Vintage J.J.Corry’s Finest Matured Irish Whiskey Framed Advert 27cm x 35cm Corofin Co Clare
Kilrush,Co Clare was synonymous in the 1800s with a renowned whiskey bonder called J.J. Corry. J.J. was an innovator and a man before his time. His little shop at 63 Henry St. Kilrush was a key part of the local community and the only place where you could buy J.J.’s pride whiskey, “Corry’s Special Malt.” It was available by the glass for 3 pennies or by the jar.
J.J Corry : A Man Before His Time
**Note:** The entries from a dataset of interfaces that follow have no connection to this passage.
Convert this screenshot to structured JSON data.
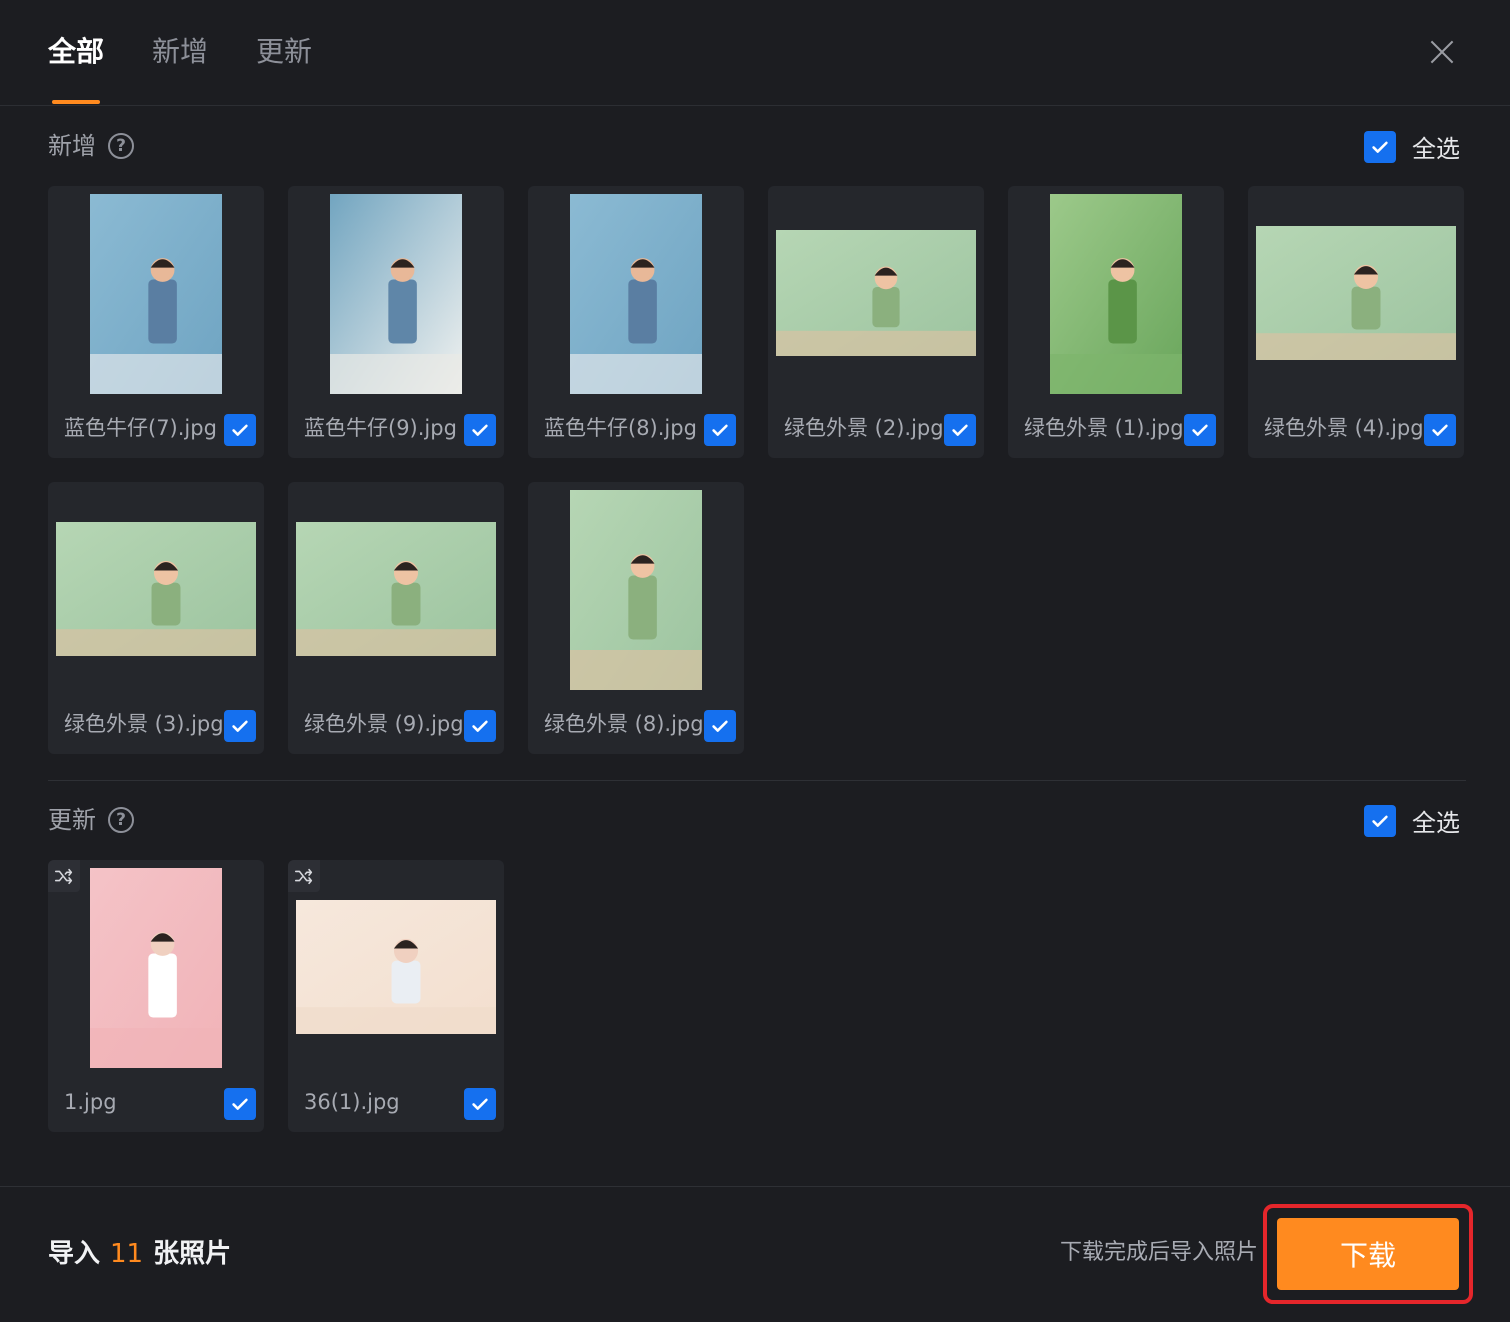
{
  "tabs": [
    {
      "label": "全部",
      "active": true
    },
    {
      "label": "新增",
      "active": false
    },
    {
      "label": "更新",
      "active": false
    }
  ],
  "sections": {
    "new": {
      "title": "新增",
      "select_all_label": "全选",
      "select_all_checked": true
    },
    "updated": {
      "title": "更新",
      "select_all_label": "全选",
      "select_all_checked": true
    }
  },
  "new_photos": [
    {
      "name": "蓝色牛仔(7).jpg",
      "checked": true,
      "theme": "blue"
    },
    {
      "name": "蓝色牛仔(9).jpg",
      "checked": true,
      "theme": "blue-light"
    },
    {
      "name": "蓝色牛仔(8).jpg",
      "checked": true,
      "theme": "blue"
    },
    {
      "name": "绿色外景 (2).jpg",
      "checked": true,
      "theme": "green"
    },
    {
      "name": "绿色外景 (1).jpg",
      "checked": true,
      "theme": "green-dark"
    },
    {
      "name": "绿色外景 (4).jpg",
      "checked": true,
      "theme": "green"
    },
    {
      "name": "绿色外景 (3).jpg",
      "checked": true,
      "theme": "green"
    },
    {
      "name": "绿色外景 (9).jpg",
      "checked": true,
      "theme": "green"
    },
    {
      "name": "绿色外景 (8).jpg",
      "checked": true,
      "theme": "green"
    }
  ],
  "updated_photos": [
    {
      "name": "1.jpg",
      "checked": true,
      "theme": "pink"
    },
    {
      "name": "36(1).jpg",
      "checked": true,
      "theme": "cream"
    }
  ],
  "footer": {
    "import_prefix": "导入",
    "import_count": "11",
    "import_suffix": "张照片",
    "hint": "下载完成后导入照片",
    "download_label": "下载"
  },
  "colors": {
    "accent": "#ff8a1f",
    "checkbox": "#1570ef",
    "highlight_box": "#e5262b"
  }
}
J.J. was a true entrepreneur and innovator, born on a farm close to our brand home. Because he was not the first born son he was forced to make this own way in the world. We know that he dabbled in auctioneering before he set up his shop in 1890. Once he acquired the premises, and, after marrying the girl from the pub next door, he immediately set about developing his own brand. The town of Kilrush was a busy international port in the 1890s and J.J. would have purchased goods from all over the world directly from the ships’ Captains fresh from their travels. He sold tea from India, Rum from the Caribbean, Wine from France and Port from Portugal in addition to musical instruments, guns, ammunition and bicycles. As well as a pillar of the community, J.J. was also a true renaissance man and an early adopter of technology. As the social secretary of the town cycling club he even went as far as inventing his own bicycle, ‘The Gael’, after which we named our first whiskey. Most of all, J.J. was known for his hospitality and of course, his whiskey.
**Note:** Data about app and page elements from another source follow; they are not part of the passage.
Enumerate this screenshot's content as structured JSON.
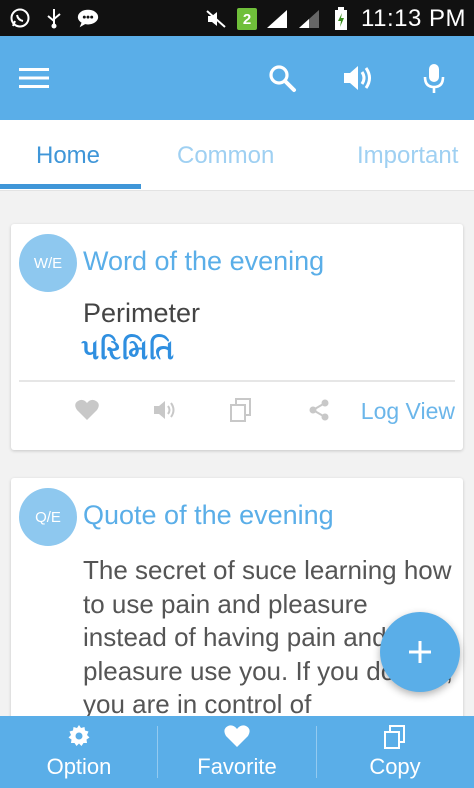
{
  "status_bar": {
    "time": "11:13 PM",
    "sim_badge": "2",
    "left_icons": [
      "whatsapp-icon",
      "usb-icon",
      "chat-icon"
    ],
    "right_icons": [
      "mute-icon",
      "signal-icon",
      "signal-icon",
      "battery-charging-icon"
    ]
  },
  "app_bar": {
    "actions": [
      "menu-icon",
      "search-icon",
      "volume-icon",
      "mic-icon"
    ],
    "color": "#5aaee8"
  },
  "tabs": [
    {
      "label": "Home",
      "active": true
    },
    {
      "label": "Common",
      "active": false
    },
    {
      "label": "Important",
      "active": false
    }
  ],
  "word_card": {
    "badge": "W/E",
    "title": "Word of the evening",
    "word": "Perimeter",
    "translation": "પરિમિતિ",
    "actions": [
      "heart-icon",
      "volume-icon",
      "copy-icon",
      "share-icon"
    ],
    "log_view": "Log View"
  },
  "quote_card": {
    "badge": "Q/E",
    "title": "Quote of the evening",
    "text": "The secret of suce learning how to use pain and pleasure instead of having pain and pleasure use you. If you do that, you are in control of"
  },
  "fab": {
    "icon": "plus-icon"
  },
  "bottom_bar": [
    {
      "label": "Option",
      "icon": "gear-icon"
    },
    {
      "label": "Favorite",
      "icon": "heart-icon"
    },
    {
      "label": "Copy",
      "icon": "copy-icon"
    }
  ]
}
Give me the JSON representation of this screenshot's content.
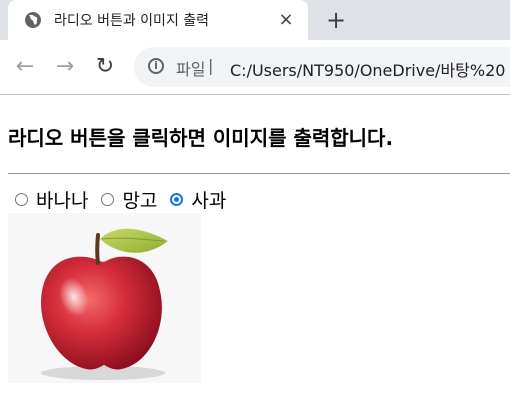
{
  "browser": {
    "tab_title": "라디오 버튼과 이미지 출력",
    "tab_close": "×",
    "new_tab": "+",
    "nav": {
      "back": "←",
      "forward": "→",
      "reload": "↻"
    },
    "address_bar": {
      "scheme_label": "파일",
      "separator": "|",
      "url": "C:/Users/NT950/OneDrive/바탕%20"
    }
  },
  "page": {
    "heading": "라디오 버튼을 클릭하면 이미지를 출력합니다.",
    "radios": [
      {
        "label": "바나나",
        "checked": false
      },
      {
        "label": "망고",
        "checked": false
      },
      {
        "label": "사과",
        "checked": true
      }
    ],
    "image": {
      "subject": "apple"
    }
  },
  "colors": {
    "tabstrip_bg": "#dee1e6",
    "omnibox_bg": "#f1f3f4",
    "radio_accent": "#1a73e8"
  }
}
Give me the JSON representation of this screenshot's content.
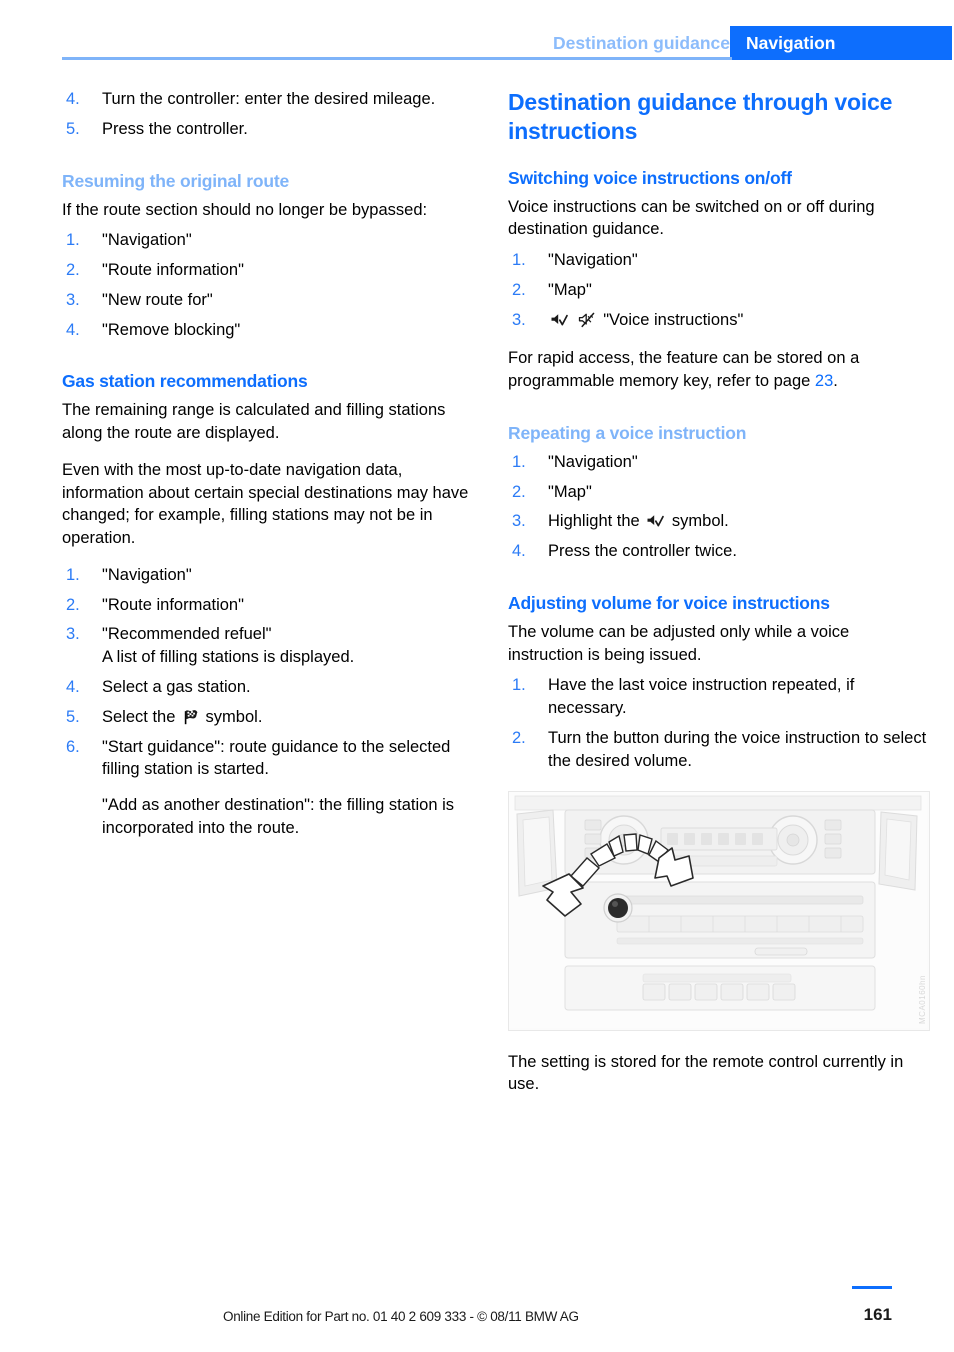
{
  "header": {
    "chapter": "Destination guidance",
    "section": "Navigation",
    "section_bg": "#0d6efd",
    "chapter_color": "#8cbcfb"
  },
  "colors": {
    "heading_blue": "#0d6efd",
    "heading_blue_light": "#7fb4f9",
    "list_number_blue": "#2b7bf6",
    "rule_blue": "#7fb4f9"
  },
  "left_column": {
    "continued_steps": [
      {
        "num": "4.",
        "text": "Turn the controller: enter the desired mileage."
      },
      {
        "num": "5.",
        "text": "Press the controller."
      }
    ],
    "resuming": {
      "heading": "Resuming the original route",
      "intro": "If the route section should no longer be bypassed:",
      "steps": [
        {
          "num": "1.",
          "text": "\"Navigation\""
        },
        {
          "num": "2.",
          "text": "\"Route information\""
        },
        {
          "num": "3.",
          "text": "\"New route for\""
        },
        {
          "num": "4.",
          "text": "\"Remove blocking\""
        }
      ]
    },
    "gas_station": {
      "heading": "Gas station recommendations",
      "para1": "The remaining range is calculated and filling stations along the route are displayed.",
      "para2": "Even with the most up-to-date navigation data, information about certain special destinations may have changed; for example, filling stations may not be in operation.",
      "steps": [
        {
          "num": "1.",
          "text": "\"Navigation\""
        },
        {
          "num": "2.",
          "text": "\"Route information\""
        },
        {
          "num": "3.",
          "text": "\"Recommended refuel\"",
          "sub": "A list of filling stations is displayed."
        },
        {
          "num": "4.",
          "text": "Select a gas station."
        },
        {
          "num": "5.",
          "text_before_icon": "Select the ",
          "icon": "fuel-flag-icon",
          "text_after_icon": " symbol."
        },
        {
          "num": "6.",
          "text": "\"Start guidance\": route guidance to the selected filling station is started.",
          "sub_para": "\"Add as another destination\": the filling station is incorporated into the route."
        }
      ]
    }
  },
  "right_column": {
    "title": "Destination guidance through voice instructions",
    "switching": {
      "heading": "Switching voice instructions on/off",
      "intro": "Voice instructions can be switched on or off during destination guidance.",
      "steps": [
        {
          "num": "1.",
          "text": "\"Navigation\""
        },
        {
          "num": "2.",
          "text": "\"Map\""
        },
        {
          "num": "3.",
          "icons": [
            "speaker-check-icon",
            "speaker-muted-icon"
          ],
          "text_after_icons": "\"Voice instructions\""
        }
      ],
      "note_before_page": "For rapid access, the feature can be stored on a programmable memory key, refer to page ",
      "note_page_ref": "23",
      "note_after_page": "."
    },
    "repeating": {
      "heading": "Repeating a voice instruction",
      "steps": [
        {
          "num": "1.",
          "text": "\"Navigation\""
        },
        {
          "num": "2.",
          "text": "\"Map\""
        },
        {
          "num": "3.",
          "text_before_icon": "Highlight the ",
          "icon": "speaker-check-icon",
          "text_after_icon": " symbol."
        },
        {
          "num": "4.",
          "text": "Press the controller twice."
        }
      ]
    },
    "volume": {
      "heading": "Adjusting volume for voice instructions",
      "intro": "The volume can be adjusted only while a voice instruction is being issued.",
      "steps": [
        {
          "num": "1.",
          "text": "Have the last voice instruction repeated, if necessary."
        },
        {
          "num": "2.",
          "text": "Turn the button during the voice instruction to select the desired volume."
        }
      ],
      "figure": {
        "name": "center-console-volume-knob-illustration",
        "code": "MCA0160hn"
      },
      "after_figure": "The setting is stored for the remote control currently in use."
    }
  },
  "footer": {
    "note": "Online Edition for Part no. 01 40 2 609 333 - © 08/11 BMW AG",
    "page_number": "161"
  }
}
What is Irish Whiskey Bonding?
There was a time when every town in Ireland had its own particular flavour of whiskey. The Golden Age of Irish Whiskey (the late 19th century) saw hundreds of distilleries operating on the Island of Ireland. Most did not have their own brands of whiskey at that time, rather the distilleries simply made their whiskey and sold it wholesale to the Bonders. Bonders would have been jacks of all trades, the publicans, grocers, mercantile owners. They would travel to their local distillery with the empty barrels they’d have from their pub trade, fill them up with new make spirit and then cart them home and store them for ageing and blending. This business model was extremely accessible as there was no expense in building or running a distillery, which meant that there were Whiskey Bonders in every town across Ireland. Because so much of whiskey’s flavour comes from the barrel in which it is aged in and from the climate where that barrel is stored, this meant that there was huge variety of regional flavours within Irish Whiskey. The Irish Whiskey industry collapsed in the early 1900’s and with it came the closure of all but 4 distilleries in Ireland. Those distilleries since bought by multinational organisations have made almost all the Irish Whiskey produced ever since. They created individual whiskey brands and turned off the tap to Grocers thereby shutting down the practice of Whiskey Bonding.